Task - Where does the string "true" occur in the records below? Copy every line that holds it.

[Exercise materials Boundary: Start]

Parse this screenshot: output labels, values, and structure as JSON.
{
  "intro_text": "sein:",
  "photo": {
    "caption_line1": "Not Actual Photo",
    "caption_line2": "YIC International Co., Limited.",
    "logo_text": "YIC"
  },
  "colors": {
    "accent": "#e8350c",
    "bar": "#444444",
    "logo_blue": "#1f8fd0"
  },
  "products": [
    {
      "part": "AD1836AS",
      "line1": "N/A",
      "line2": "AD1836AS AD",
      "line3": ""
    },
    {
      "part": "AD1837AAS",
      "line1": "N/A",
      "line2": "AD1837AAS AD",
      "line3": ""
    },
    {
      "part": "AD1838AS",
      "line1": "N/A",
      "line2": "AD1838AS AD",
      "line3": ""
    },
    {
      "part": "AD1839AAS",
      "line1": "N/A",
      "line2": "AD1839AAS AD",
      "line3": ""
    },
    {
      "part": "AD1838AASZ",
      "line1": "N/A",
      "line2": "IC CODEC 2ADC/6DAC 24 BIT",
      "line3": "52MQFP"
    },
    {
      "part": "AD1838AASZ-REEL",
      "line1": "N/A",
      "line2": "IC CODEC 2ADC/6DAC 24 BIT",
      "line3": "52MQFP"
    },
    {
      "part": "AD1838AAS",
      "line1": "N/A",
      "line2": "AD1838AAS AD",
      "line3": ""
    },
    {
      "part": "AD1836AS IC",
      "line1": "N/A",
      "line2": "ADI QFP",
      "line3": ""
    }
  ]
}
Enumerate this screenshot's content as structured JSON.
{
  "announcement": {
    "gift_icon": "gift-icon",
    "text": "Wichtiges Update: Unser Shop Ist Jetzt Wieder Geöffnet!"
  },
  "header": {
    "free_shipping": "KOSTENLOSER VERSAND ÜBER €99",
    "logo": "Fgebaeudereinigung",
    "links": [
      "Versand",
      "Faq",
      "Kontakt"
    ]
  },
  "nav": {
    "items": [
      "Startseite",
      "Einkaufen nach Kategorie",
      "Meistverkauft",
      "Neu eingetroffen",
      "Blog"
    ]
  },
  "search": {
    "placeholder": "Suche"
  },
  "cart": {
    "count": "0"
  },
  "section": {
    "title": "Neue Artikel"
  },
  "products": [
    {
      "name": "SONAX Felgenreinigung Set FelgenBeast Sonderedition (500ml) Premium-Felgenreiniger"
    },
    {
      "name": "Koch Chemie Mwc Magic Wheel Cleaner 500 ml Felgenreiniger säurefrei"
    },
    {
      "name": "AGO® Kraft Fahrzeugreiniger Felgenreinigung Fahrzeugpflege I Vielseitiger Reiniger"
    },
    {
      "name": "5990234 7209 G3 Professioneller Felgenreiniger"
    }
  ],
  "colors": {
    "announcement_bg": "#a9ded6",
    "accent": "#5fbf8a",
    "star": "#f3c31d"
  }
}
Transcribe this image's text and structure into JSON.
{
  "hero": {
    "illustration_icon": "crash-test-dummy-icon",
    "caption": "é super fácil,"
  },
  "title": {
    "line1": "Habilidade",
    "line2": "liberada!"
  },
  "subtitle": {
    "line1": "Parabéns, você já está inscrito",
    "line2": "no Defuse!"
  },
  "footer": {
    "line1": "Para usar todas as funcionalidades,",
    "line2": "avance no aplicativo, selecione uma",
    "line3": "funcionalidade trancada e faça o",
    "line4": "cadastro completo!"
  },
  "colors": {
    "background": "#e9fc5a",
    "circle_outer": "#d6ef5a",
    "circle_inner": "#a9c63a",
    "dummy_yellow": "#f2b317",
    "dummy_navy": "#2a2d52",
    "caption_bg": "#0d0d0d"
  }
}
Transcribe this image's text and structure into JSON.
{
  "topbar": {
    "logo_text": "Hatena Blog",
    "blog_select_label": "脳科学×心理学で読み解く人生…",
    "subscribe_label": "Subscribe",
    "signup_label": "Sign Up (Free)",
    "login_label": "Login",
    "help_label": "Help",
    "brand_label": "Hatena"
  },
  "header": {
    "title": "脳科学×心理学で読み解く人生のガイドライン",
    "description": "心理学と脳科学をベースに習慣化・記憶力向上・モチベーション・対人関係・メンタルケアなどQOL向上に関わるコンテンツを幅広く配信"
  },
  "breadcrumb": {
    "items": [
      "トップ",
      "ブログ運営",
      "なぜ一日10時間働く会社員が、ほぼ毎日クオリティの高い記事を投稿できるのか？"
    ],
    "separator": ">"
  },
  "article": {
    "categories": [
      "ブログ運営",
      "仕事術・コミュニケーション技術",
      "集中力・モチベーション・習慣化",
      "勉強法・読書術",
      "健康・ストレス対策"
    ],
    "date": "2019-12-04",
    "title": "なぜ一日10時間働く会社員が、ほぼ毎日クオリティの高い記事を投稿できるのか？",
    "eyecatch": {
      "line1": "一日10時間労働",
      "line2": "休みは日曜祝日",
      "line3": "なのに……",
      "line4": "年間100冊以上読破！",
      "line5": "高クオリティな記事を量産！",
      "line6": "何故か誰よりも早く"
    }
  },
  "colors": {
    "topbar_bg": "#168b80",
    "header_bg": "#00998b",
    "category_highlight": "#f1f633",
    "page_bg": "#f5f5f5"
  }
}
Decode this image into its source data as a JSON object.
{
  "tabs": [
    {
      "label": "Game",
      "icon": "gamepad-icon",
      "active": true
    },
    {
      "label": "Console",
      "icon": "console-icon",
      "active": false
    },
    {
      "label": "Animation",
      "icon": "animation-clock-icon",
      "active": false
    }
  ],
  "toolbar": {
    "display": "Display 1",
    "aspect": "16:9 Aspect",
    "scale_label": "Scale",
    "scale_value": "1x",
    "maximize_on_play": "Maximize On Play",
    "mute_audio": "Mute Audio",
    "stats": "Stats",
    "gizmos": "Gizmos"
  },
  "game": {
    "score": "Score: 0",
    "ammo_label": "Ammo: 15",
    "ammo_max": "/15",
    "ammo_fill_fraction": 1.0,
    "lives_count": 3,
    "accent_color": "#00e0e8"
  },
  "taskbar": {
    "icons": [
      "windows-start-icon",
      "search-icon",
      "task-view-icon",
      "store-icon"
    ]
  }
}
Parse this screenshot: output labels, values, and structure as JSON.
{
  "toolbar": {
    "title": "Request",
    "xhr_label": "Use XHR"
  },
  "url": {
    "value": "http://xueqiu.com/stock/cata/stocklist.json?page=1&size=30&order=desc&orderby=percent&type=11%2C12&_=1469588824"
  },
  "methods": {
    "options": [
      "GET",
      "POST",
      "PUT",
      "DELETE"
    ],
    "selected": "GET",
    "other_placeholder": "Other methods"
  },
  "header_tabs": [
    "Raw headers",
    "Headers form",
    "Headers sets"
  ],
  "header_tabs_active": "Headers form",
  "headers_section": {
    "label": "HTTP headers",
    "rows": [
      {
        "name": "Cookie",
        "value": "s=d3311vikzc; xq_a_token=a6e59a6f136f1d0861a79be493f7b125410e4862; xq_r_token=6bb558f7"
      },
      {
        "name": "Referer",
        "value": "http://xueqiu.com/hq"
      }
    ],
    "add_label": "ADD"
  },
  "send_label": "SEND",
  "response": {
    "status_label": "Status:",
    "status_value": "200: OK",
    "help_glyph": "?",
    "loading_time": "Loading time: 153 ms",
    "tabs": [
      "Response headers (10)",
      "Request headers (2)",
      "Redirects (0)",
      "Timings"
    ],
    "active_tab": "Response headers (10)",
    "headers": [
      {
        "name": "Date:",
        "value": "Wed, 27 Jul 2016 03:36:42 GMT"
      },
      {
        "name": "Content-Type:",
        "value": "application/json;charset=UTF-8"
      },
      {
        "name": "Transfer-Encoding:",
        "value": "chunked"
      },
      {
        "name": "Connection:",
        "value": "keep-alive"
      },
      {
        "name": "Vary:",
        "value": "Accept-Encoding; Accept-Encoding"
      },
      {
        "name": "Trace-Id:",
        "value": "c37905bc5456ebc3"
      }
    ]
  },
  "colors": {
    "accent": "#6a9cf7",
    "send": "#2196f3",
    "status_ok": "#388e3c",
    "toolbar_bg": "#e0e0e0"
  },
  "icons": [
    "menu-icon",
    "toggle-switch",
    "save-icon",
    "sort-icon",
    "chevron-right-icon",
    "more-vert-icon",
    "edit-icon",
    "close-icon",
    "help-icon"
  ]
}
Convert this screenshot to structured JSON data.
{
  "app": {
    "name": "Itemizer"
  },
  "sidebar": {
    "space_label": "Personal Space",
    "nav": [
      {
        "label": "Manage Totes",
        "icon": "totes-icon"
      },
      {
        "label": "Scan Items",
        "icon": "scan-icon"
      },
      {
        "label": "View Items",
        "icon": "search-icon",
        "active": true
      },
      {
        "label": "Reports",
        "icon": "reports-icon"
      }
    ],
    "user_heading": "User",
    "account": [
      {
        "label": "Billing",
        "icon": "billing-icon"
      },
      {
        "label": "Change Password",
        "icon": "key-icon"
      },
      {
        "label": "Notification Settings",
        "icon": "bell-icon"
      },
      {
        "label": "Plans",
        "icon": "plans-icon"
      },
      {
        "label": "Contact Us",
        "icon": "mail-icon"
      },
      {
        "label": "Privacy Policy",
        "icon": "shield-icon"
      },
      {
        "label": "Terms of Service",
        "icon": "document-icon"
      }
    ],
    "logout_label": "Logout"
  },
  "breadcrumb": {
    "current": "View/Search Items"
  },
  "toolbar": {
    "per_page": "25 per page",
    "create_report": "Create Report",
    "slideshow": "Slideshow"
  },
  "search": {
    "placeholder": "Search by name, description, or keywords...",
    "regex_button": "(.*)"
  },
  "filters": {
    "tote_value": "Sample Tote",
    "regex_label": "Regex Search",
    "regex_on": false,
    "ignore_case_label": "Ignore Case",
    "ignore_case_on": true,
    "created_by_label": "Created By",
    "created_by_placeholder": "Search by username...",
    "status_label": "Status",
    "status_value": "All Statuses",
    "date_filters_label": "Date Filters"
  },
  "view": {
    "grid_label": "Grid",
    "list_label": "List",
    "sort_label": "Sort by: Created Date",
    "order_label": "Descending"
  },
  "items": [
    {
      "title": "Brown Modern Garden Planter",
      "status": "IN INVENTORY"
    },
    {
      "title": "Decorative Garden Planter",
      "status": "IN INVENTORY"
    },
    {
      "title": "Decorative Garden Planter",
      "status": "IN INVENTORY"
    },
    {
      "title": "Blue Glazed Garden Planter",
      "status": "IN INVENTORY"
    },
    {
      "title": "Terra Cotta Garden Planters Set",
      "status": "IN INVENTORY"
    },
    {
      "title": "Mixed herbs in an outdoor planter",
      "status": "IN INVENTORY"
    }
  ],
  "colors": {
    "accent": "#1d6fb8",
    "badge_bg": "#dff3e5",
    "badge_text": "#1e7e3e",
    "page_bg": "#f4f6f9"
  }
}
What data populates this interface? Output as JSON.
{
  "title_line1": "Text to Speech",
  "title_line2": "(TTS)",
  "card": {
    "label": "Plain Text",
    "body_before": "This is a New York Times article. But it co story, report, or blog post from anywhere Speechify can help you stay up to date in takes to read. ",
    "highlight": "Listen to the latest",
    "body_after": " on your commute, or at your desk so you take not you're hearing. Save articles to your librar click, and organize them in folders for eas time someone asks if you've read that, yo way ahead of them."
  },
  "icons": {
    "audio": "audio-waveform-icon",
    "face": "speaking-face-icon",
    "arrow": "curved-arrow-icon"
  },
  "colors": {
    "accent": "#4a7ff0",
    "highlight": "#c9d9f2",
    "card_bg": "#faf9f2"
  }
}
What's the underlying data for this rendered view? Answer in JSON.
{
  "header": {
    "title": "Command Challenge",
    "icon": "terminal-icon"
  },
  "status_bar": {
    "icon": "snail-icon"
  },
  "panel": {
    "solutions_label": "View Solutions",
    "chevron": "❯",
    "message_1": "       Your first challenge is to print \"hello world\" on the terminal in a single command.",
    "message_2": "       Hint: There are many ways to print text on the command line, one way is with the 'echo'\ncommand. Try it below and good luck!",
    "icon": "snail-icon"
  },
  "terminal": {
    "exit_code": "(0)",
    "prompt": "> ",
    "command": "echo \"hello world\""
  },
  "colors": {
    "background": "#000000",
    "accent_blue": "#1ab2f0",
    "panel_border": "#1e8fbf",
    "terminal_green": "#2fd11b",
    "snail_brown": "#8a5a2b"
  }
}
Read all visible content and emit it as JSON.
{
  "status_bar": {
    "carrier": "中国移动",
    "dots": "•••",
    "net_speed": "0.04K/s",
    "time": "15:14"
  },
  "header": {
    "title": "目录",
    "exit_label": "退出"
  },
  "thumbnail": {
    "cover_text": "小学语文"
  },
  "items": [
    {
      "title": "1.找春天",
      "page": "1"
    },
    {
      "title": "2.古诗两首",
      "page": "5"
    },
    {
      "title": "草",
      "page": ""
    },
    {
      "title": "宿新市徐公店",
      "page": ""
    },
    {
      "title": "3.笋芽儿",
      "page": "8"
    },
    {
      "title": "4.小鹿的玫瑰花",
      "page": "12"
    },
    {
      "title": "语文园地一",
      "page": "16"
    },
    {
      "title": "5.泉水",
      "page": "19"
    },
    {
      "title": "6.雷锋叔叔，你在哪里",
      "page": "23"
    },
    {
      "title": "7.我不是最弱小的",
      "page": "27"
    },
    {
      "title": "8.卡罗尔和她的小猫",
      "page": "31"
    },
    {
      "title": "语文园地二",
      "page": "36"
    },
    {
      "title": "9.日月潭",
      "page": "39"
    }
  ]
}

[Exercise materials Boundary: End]

Solution -
      "active": true
        "active": true
    "ignore_case_on": true,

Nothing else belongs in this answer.